Regarding credit quality, RBC has had very low levels of credit losses over the past few years, but more recently the trend has been for higher losses. In FY 2019, loan losses provisions increased by CAD $608 million, an increase of 47% from the previous year. Compared to the total amount of loans outstanding this is still a relatively low level given that its PCL ratio was only 31 bps, in-line with its long-term historical average.
Due to a combination of higher revenue growth than expenses and credit losses increases, RBC was able to report a higher bottom-line in the last fiscal year. Its net income was $12.9 billion, representing an increase of 4% year-on-year, while its ROE was 16.8%.
Going forward, RBC should be able to continue to report modest revenue and profit growth, supported by good economic momentum in North America. There are some risks for earnings growth from higher loan losses, but so far these seem to be manageable and aren’t rising to levels that may put overall profit growth at risk.
Capital & Dividends
Regarding its capitalization, RBC had a strong position at the end of October 2019, given that its Common Equity Tier 1 (CET1) ratio was 12.1% and its leverage ratio was 4.3%. These levels are comfortably above its capital requirements (of 10.25% and 3%, respectively), which means that RBC has an excess capital position and does not need to retain much earnings going forward to increase capitalization.
Nevertheless, RBC has a good organic capital generation and has used this to offset risk-weighted assets (RWA) growth and negative regulatory impacts, while at the same time return a good part of earnings to shareholders.
Indeed, RBC has paid a growing dividend over the past few years and performed share buybacks, leading to an attractive capital return policy. Despite its relatively defensive business profile, it only targets dividend payout ratio target of between 40-50%, which seems quite conservative considering the bank’s strong financial profile.
This means that its very good dividend track record of delivering a growing dividend over time is not expected to reverse soon, making RBC a good income play.
Its last annual dividend, related to FY 2019 earnings, was CAD $4.07 per share, representing an increase of 8% compared to its previous annual dividend. According to analysts’ estimates, its dividend related to FY 2020 is expected to be CAD $4.30, up by 5.7%. At its current share price, RBC offers a forward dividend yield above 4%, which seems quitter attractive compared to large U.S. banks that have all lower dividend yields.
RBC has a very good business profile supported by diversification across several financial products, good efficiency, profitability and capitalization. Recent earnings growth has declined a bit due to higher loan losses, but overall credit quality remains quite good and this issue doesn’t seem to be a reason to put the bank’s investment case in jeopardy.
Therefore, RBC seems to be a good alternative to large U.S. banks from an income perspective, given that it offers a higher dividend yield and has good dividend growth prospects due to its conservative payout ratio. Investors should notice that RBC trades at a premium valuation, at some 1.9x book value, which is more than justified by the bank’s strong fundamentals and higher than average ROE.
Disclosure: I am/we are long RY. I wrote this article myself, and it expresses my own opinions.
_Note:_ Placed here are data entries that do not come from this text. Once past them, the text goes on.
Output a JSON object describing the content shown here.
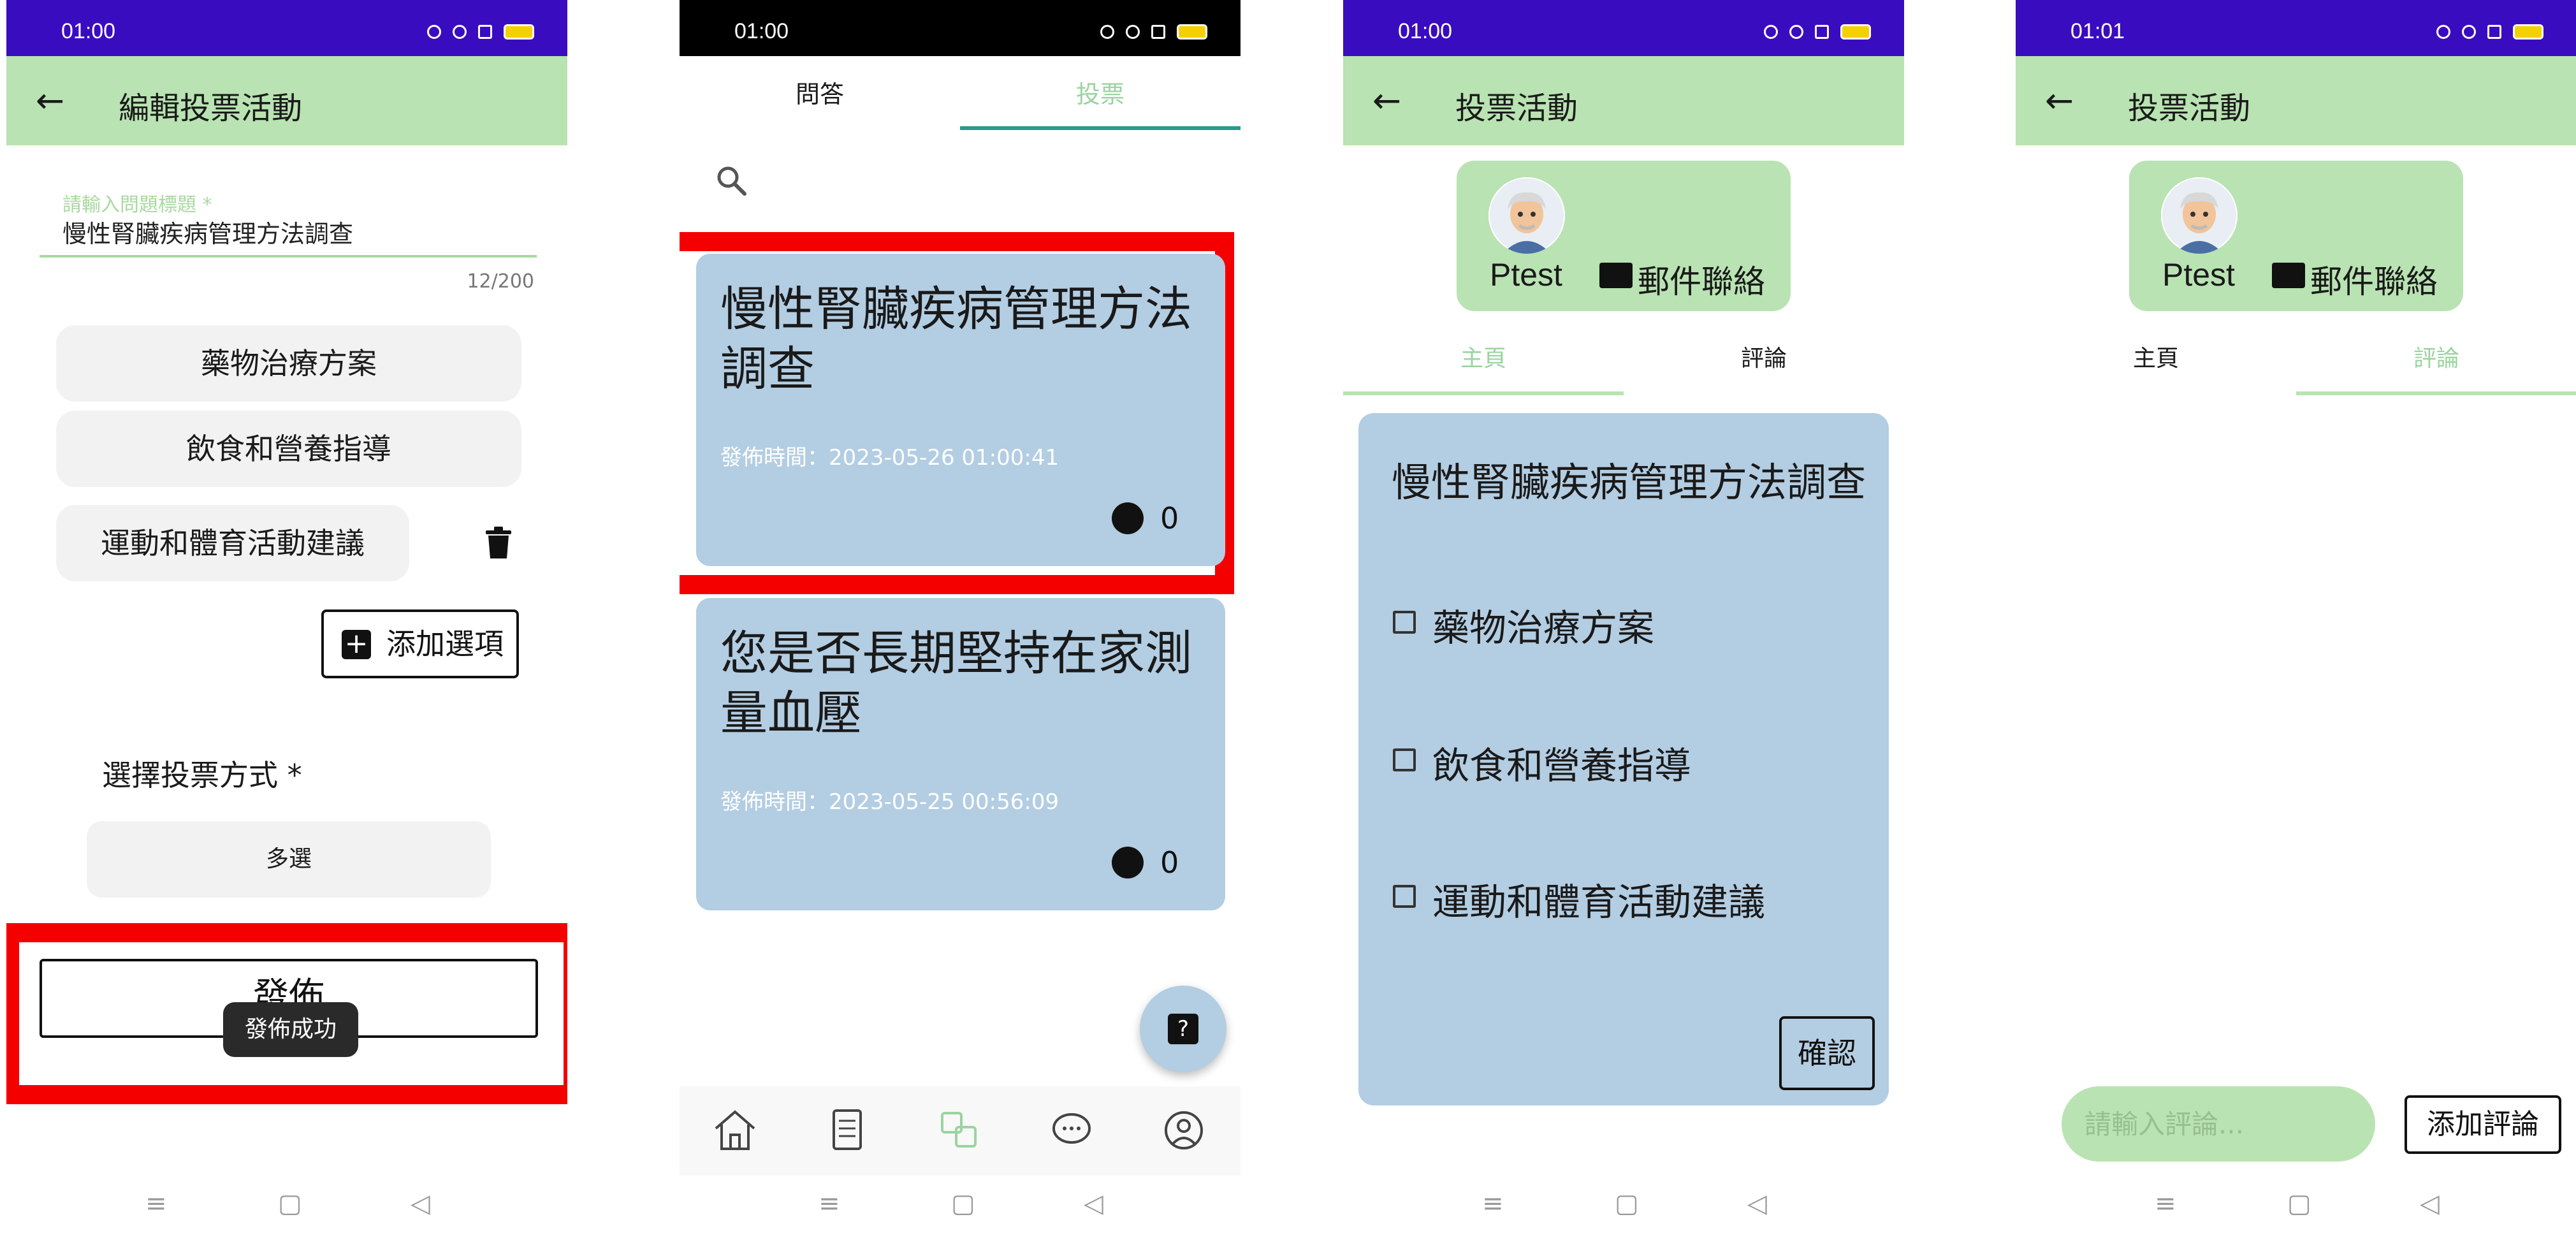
{
  "status": {
    "p1_time": "01:00",
    "p2_time": "01:00",
    "p3_time": "01:00",
    "p4_time": "01:01"
  },
  "edit_poll": {
    "title": "編輯投票活動",
    "field_label": "請輸入問題標題 *",
    "field_value": "慢性腎臟疾病管理方法調查",
    "char_counter": "12/200",
    "options": [
      "藥物治療方案",
      "飲食和營養指導",
      "運動和體育活動建議"
    ],
    "add_option_label": "添加選項",
    "vote_mode_label": "選擇投票方式 *",
    "vote_mode_value": "多選",
    "publish_label": "發佈",
    "toast": "發佈成功"
  },
  "poll_list": {
    "tabs": [
      "問答",
      "投票"
    ],
    "cards": [
      {
        "title": "慢性腎臟疾病管理方法調查",
        "time": "發佈時間：2023-05-26 01:00:41",
        "likes": "0"
      },
      {
        "title": "您是否長期堅持在家測量血壓",
        "time": "發佈時間：2023-05-25 00:56:09",
        "likes": "0"
      }
    ]
  },
  "poll_detail": {
    "title": "投票活動",
    "profile_name": "Ptest",
    "mail_label": "郵件聯絡",
    "tabs": [
      "主頁",
      "評論"
    ],
    "poll_title": "慢性腎臟疾病管理方法調查",
    "options": [
      "藥物治療方案",
      "飲食和營養指導",
      "運動和體育活動建議"
    ],
    "confirm_label": "確認"
  },
  "comments": {
    "title": "投票活動",
    "profile_name": "Ptest",
    "mail_label": "郵件聯絡",
    "tabs": [
      "主頁",
      "評論"
    ],
    "input_placeholder": "請輸入評論...",
    "add_comment_label": "添加評論"
  },
  "colors": {
    "status_purple": "#3a0cbf",
    "appbar_green": "#b9e3b2",
    "card_blue": "#b3cde2",
    "tab_teal": "#2b9a8a",
    "highlight_red": "#f40000"
  }
}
I am not receiving compensation for it (other than from Seeking Alpha). I have no business relationship with any company whose stock is mentioned in this article.